(Material supplied begins)

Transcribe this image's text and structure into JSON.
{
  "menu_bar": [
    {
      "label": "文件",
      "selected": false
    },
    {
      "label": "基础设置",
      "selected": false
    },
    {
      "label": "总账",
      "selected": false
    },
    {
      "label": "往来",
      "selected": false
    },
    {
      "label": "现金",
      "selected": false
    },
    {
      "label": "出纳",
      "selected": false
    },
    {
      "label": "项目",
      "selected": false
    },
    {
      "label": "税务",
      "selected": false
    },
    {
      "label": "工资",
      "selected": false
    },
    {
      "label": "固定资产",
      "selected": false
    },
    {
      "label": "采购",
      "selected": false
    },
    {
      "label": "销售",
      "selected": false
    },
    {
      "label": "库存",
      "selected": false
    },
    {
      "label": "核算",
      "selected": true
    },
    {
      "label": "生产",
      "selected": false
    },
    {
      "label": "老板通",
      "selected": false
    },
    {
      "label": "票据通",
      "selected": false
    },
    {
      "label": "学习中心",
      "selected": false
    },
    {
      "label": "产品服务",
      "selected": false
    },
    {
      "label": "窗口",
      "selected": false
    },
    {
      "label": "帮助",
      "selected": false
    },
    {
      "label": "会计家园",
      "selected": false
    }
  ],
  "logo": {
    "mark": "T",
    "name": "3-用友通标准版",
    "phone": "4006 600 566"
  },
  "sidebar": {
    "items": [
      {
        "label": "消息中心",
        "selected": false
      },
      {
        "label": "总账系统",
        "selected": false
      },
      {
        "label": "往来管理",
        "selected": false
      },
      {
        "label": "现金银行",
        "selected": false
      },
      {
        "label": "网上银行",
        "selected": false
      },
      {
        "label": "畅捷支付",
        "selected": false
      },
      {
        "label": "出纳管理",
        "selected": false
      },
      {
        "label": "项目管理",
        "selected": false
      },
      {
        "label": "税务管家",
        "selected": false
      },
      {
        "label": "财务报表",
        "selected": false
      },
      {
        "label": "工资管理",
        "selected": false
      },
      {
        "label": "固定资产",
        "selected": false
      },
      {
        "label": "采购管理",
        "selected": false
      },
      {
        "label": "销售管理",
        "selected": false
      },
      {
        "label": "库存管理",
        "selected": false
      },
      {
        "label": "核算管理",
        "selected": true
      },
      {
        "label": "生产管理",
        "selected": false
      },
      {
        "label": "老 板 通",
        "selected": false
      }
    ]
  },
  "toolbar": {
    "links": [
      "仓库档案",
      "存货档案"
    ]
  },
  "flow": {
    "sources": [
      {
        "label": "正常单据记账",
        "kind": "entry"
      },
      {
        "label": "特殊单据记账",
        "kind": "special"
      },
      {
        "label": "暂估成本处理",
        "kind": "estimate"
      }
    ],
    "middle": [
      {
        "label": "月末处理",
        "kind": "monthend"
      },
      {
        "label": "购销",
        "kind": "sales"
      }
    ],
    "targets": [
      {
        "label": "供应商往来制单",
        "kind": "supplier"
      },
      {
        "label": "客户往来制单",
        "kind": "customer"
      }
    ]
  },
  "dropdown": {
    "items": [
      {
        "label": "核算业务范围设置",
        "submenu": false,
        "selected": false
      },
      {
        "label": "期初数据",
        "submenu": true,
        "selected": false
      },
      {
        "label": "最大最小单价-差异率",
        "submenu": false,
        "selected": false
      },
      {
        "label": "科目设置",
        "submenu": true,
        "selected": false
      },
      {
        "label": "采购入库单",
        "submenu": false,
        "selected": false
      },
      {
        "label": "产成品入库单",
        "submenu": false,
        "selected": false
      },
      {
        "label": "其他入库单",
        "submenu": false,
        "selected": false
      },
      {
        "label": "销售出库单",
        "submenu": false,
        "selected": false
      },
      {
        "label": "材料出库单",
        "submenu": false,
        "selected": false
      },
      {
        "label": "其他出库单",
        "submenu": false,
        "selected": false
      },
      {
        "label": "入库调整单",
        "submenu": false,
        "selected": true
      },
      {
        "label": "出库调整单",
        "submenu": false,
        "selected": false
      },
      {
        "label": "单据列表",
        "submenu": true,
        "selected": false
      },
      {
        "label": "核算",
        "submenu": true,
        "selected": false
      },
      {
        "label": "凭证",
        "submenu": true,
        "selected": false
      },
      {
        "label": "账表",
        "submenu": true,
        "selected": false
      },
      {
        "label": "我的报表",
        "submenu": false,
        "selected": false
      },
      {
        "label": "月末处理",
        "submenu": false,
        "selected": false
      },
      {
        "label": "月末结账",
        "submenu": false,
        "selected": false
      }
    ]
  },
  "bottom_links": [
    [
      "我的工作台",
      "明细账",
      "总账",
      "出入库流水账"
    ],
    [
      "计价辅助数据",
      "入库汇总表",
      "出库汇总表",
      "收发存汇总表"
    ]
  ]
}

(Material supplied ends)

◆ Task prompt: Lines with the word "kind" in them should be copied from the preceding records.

◆ Your solution:
        "kind": "entry"
        "kind": "special"
        "kind": "estimate"
        "kind": "monthend"
        "kind": "sales"
        "kind": "supplier"
        "kind": "customer"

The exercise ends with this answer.